── Data shown
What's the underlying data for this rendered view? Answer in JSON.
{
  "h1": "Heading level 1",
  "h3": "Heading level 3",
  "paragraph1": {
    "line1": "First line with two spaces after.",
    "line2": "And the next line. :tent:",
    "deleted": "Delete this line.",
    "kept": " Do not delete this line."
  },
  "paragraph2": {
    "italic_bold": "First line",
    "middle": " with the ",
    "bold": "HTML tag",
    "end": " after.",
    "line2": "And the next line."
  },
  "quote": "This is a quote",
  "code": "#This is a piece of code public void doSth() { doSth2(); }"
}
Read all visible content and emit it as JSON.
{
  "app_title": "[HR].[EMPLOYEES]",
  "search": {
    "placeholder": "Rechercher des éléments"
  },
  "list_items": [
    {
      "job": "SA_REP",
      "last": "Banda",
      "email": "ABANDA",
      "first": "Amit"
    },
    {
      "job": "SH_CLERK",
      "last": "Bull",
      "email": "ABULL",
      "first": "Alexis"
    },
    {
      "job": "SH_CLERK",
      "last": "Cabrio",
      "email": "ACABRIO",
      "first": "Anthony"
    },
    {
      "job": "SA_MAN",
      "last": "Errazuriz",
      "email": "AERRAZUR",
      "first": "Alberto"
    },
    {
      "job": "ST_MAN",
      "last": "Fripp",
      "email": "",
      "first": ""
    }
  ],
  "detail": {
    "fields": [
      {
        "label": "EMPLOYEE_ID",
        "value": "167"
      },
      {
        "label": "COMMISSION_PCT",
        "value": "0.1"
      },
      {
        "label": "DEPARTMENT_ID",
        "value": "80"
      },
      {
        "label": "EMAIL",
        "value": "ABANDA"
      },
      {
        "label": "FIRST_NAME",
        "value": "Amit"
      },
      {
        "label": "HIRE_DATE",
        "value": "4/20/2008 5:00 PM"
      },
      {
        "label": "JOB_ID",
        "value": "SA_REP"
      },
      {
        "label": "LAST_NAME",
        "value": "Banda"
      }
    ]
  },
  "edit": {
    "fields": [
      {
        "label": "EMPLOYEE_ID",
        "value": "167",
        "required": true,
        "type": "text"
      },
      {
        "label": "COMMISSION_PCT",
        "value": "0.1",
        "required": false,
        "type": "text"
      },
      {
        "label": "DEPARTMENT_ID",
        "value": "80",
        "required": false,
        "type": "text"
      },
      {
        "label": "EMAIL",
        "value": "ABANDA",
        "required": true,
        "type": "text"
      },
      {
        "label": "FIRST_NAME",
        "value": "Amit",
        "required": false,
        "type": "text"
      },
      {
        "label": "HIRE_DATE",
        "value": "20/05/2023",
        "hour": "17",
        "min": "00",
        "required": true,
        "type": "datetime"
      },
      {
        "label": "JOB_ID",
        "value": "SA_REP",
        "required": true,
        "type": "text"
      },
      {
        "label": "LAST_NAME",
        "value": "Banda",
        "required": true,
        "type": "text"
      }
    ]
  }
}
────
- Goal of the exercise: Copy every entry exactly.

- Exercise response:
What's the underlying data for this rendered view? Answer in JSON.
{
  "h1": "Heading level 1",
  "h3": "Heading level 3",
  "paragraph1": {
    "line1": "First line with two spaces after.",
    "line2": "And the next line. :tent:",
    "deleted": "Delete this line.",
    "kept": " Do not delete this line."
  },
  "paragraph2": {
    "italic_bold": "First line",
    "middle": " with the ",
    "bold": "HTML tag",
    "end": " after.",
    "line2": "And the next line."
  },
  "quote": "This is a quote",
  "code": "#This is a piece of code public void doSth() { doSth2(); }"
}
Read all visible content and emit it as JSON.
{
  "app_title": "[HR].[EMPLOYEES]",
  "search": {
    "placeholder": "Rechercher des éléments"
  },
  "list_items": [
    {
      "job": "SA_REP",
      "last": "Banda",
      "email": "ABANDA",
      "first": "Amit"
    },
    {
      "job": "SH_CLERK",
      "last": "Bull",
      "email": "ABULL",
      "first": "Alexis"
    },
    {
      "job": "SH_CLERK",
      "last": "Cabrio",
      "email": "ACABRIO",
      "first": "Anthony"
    },
    {
      "job": "SA_MAN",
      "last": "Errazuriz",
      "email": "AERRAZUR",
      "first": "Alberto"
    },
    {
      "job": "ST_MAN",
      "last": "Fripp",
      "email": "",
      "first": ""
    }
  ],
  "detail": {
    "fields": [
      {
        "label": "EMPLOYEE_ID",
        "value": "167"
      },
      {
        "label": "COMMISSION_PCT",
        "value": "0.1"
      },
      {
        "label": "DEPARTMENT_ID",
        "value": "80"
      },
      {
        "label": "EMAIL",
        "value": "ABANDA"
      },
      {
        "label": "FIRST_NAME",
        "value": "Amit"
      },
      {
        "label": "HIRE_DATE",
        "value": "4/20/2008 5:00 PM"
      },
      {
        "label": "JOB_ID",
        "value": "SA_REP"
      },
      {
        "label": "LAST_NAME",
        "value": "Banda"
      }
    ]
  },
  "edit": {
    "fields": [
      {
        "label": "EMPLOYEE_ID",
        "value": "167",
        "required": true,
        "type": "text"
      },
      {
        "label": "COMMISSION_PCT",
        "value": "0.1",
        "required": false,
        "type": "text"
      },
      {
        "label": "DEPARTMENT_ID",
        "value": "80",
        "required": false,
        "type": "text"
      },
      {
        "label": "EMAIL",
        "value": "ABANDA",
        "required": true,
        "type": "text"
      },
      {
        "label": "FIRST_NAME",
        "value": "Amit",
        "required": false,
        "type": "text"
      },
      {
        "label": "HIRE_DATE",
        "value": "20/05/2023",
        "hour": "17",
        "min": "00",
        "required": true,
        "type": "datetime"
      },
      {
        "label": "JOB_ID",
        "value": "SA_REP",
        "required": true,
        "type": "text"
      },
      {
        "label": "LAST_NAME",
        "value": "Banda",
        "required": true,
        "type": "text"
      }
    ]
  }
}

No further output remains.